Discount brokers and digital platforms have been delivering portfolio management offerings for far lower rates, however. They are using their substantial marketing muscle to convince investors that personal relationships with real humans are not worth the price.
Eventually, advisory firms will have to compete on price and value — especially among newer generations of accumulators. A random check of any advisory firm in your market will reveal a similar offering: “We deliver comprehensive portfolio management, tailored to your needs. We are committed to integrity, trust and the fiduciary standard.”
As a consumer, I would question that statement. Are you saying your competitors consciously operate in their own interests over their clients? Why do you feel the need to promote a behavior that should be a reasonable expectation? What evidence proves that your message has moved you or your clients closer to where they want to be?
In other words, nothing in the messaging or the experience justifies premium pricing.
Soon, advisors may not be able to ride a wave of rising markets and lower risk. Advisors truly earn their keep during down cycles. However, reducing fees without evidence of real pressure from your clients or the marketplace is more a reaction than a strategy.
It is critical to be aware of the cost it takes to deliver on your promise; to be aware of the competitive landscape for similar offerings; and to introduce value to your optimal client while your competitors are defending their tired propositions and responding to pressure with discounted fees.

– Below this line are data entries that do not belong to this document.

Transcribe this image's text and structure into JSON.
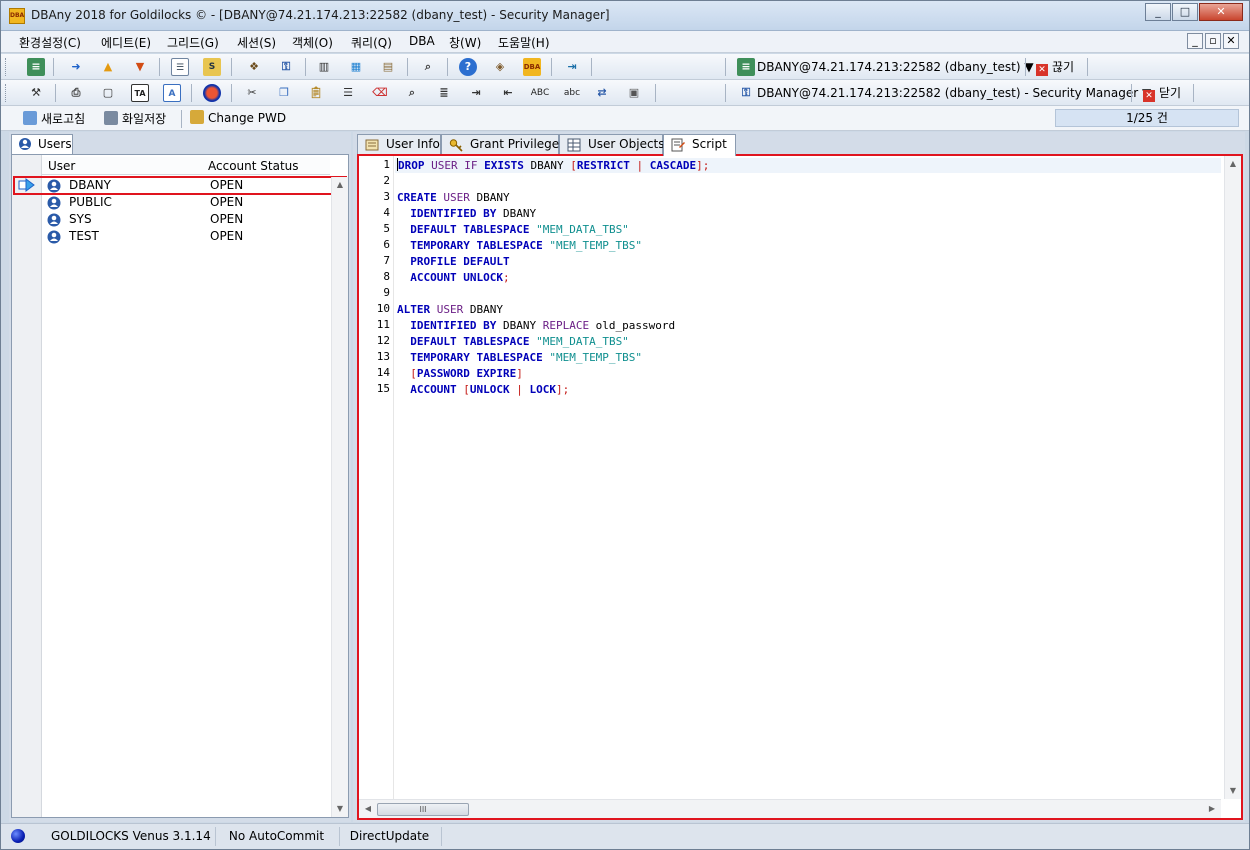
{
  "window": {
    "title": "DBAny 2018 for Goldilocks © - [DBANY@74.21.174.213:22582 (dbany_test) - Security Manager]",
    "icon_text": "DBA",
    "controls": {
      "minimize": "_",
      "maximize": "□",
      "close": "✕"
    }
  },
  "menu": {
    "items": [
      "환경설정(C)",
      "에디트(E)",
      "그리드(G)",
      "세션(S)",
      "객체(O)",
      "쿼리(Q)",
      "DBA",
      "창(W)",
      "도움말(H)"
    ],
    "mdi_controls": {
      "minimize": "_",
      "restore": "▫",
      "close": "✕"
    }
  },
  "toolbar1": {
    "connection_label": "DBANY@74.21.174.213:22582 (dbany_test) ▼",
    "disconnect_label": "끊기"
  },
  "toolbar2": {
    "abc_upper": "ABC",
    "abc_lower": "abc",
    "window_label": "DBANY@74.21.174.213:22582 (dbany_test) - Security Manager ▼",
    "close_label": "닫기"
  },
  "actions": {
    "refresh": "새로고침",
    "save_file": "화일저장",
    "change_pwd": "Change PWD",
    "record_counter": "1/25 건"
  },
  "left": {
    "tab_label": "Users",
    "columns": {
      "user": "User",
      "status": "Account Status"
    },
    "rows": [
      {
        "user": "DBANY",
        "status": "OPEN"
      },
      {
        "user": "PUBLIC",
        "status": "OPEN"
      },
      {
        "user": "SYS",
        "status": "OPEN"
      },
      {
        "user": "TEST",
        "status": "OPEN"
      }
    ],
    "selected_index": 0
  },
  "right": {
    "tabs": [
      "User Info",
      "Grant Privileges",
      "User Objects",
      "Script"
    ],
    "active_tab": "Script",
    "script_lines": [
      [
        {
          "t": "DROP",
          "c": "kw"
        },
        {
          "t": " "
        },
        {
          "t": "USER",
          "c": "kw2"
        },
        {
          "t": " "
        },
        {
          "t": "IF",
          "c": "kw2"
        },
        {
          "t": " "
        },
        {
          "t": "EXISTS",
          "c": "kw"
        },
        {
          "t": " DBANY "
        },
        {
          "t": "[",
          "c": "br"
        },
        {
          "t": "RESTRICT",
          "c": "kw"
        },
        {
          "t": " "
        },
        {
          "t": "|",
          "c": "br"
        },
        {
          "t": " "
        },
        {
          "t": "CASCADE",
          "c": "kw"
        },
        {
          "t": "];",
          "c": "br"
        }
      ],
      [],
      [
        {
          "t": "CREATE",
          "c": "kw"
        },
        {
          "t": " "
        },
        {
          "t": "USER",
          "c": "kw2"
        },
        {
          "t": " DBANY"
        }
      ],
      [
        {
          "t": "  "
        },
        {
          "t": "IDENTIFIED BY",
          "c": "kw"
        },
        {
          "t": " DBANY"
        }
      ],
      [
        {
          "t": "  "
        },
        {
          "t": "DEFAULT TABLESPACE",
          "c": "kw"
        },
        {
          "t": " "
        },
        {
          "t": "\"MEM_DATA_TBS\"",
          "c": "str"
        }
      ],
      [
        {
          "t": "  "
        },
        {
          "t": "TEMPORARY TABLESPACE",
          "c": "kw"
        },
        {
          "t": " "
        },
        {
          "t": "\"MEM_TEMP_TBS\"",
          "c": "str"
        }
      ],
      [
        {
          "t": "  "
        },
        {
          "t": "PROFILE DEFAULT",
          "c": "kw"
        }
      ],
      [
        {
          "t": "  "
        },
        {
          "t": "ACCOUNT UNLOCK",
          "c": "kw"
        },
        {
          "t": ";",
          "c": "br"
        }
      ],
      [],
      [
        {
          "t": "ALTER",
          "c": "kw"
        },
        {
          "t": " "
        },
        {
          "t": "USER",
          "c": "kw2"
        },
        {
          "t": " DBANY"
        }
      ],
      [
        {
          "t": "  "
        },
        {
          "t": "IDENTIFIED BY",
          "c": "kw"
        },
        {
          "t": " DBANY "
        },
        {
          "t": "REPLACE",
          "c": "kw2"
        },
        {
          "t": " old_password"
        }
      ],
      [
        {
          "t": "  "
        },
        {
          "t": "DEFAULT TABLESPACE",
          "c": "kw"
        },
        {
          "t": " "
        },
        {
          "t": "\"MEM_DATA_TBS\"",
          "c": "str"
        }
      ],
      [
        {
          "t": "  "
        },
        {
          "t": "TEMPORARY TABLESPACE",
          "c": "kw"
        },
        {
          "t": " "
        },
        {
          "t": "\"MEM_TEMP_TBS\"",
          "c": "str"
        }
      ],
      [
        {
          "t": "  "
        },
        {
          "t": "[",
          "c": "br"
        },
        {
          "t": "PASSWORD EXPIRE",
          "c": "kw"
        },
        {
          "t": "]",
          "c": "br"
        }
      ],
      [
        {
          "t": "  "
        },
        {
          "t": "ACCOUNT",
          "c": "kw"
        },
        {
          "t": " "
        },
        {
          "t": "[",
          "c": "br"
        },
        {
          "t": "UNLOCK",
          "c": "kw"
        },
        {
          "t": " "
        },
        {
          "t": "|",
          "c": "br"
        },
        {
          "t": " "
        },
        {
          "t": "LOCK",
          "c": "kw"
        },
        {
          "t": "];",
          "c": "br"
        }
      ]
    ],
    "hscroll_thumb_text": "III"
  },
  "status": {
    "server": "GOLDILOCKS Venus 3.1.14",
    "commit_mode": "No AutoCommit",
    "update_mode": "DirectUpdate"
  },
  "colors": {
    "highlight_border": "#e0141e",
    "keyword": "#0000b8",
    "keyword_secondary": "#6b1f86",
    "string": "#0f8f8f",
    "bracket": "#c41a16"
  }
}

Mark Tibergien is CEO of BNY Mellon’s Pershing Advisor Solutions. Tibergien is also the author most recently of “The Enduring Advisory Firm,” written with Kim Dellarocca of BNY Mellon and published by Wiley. He can be reached at firstname.lastname@example.org.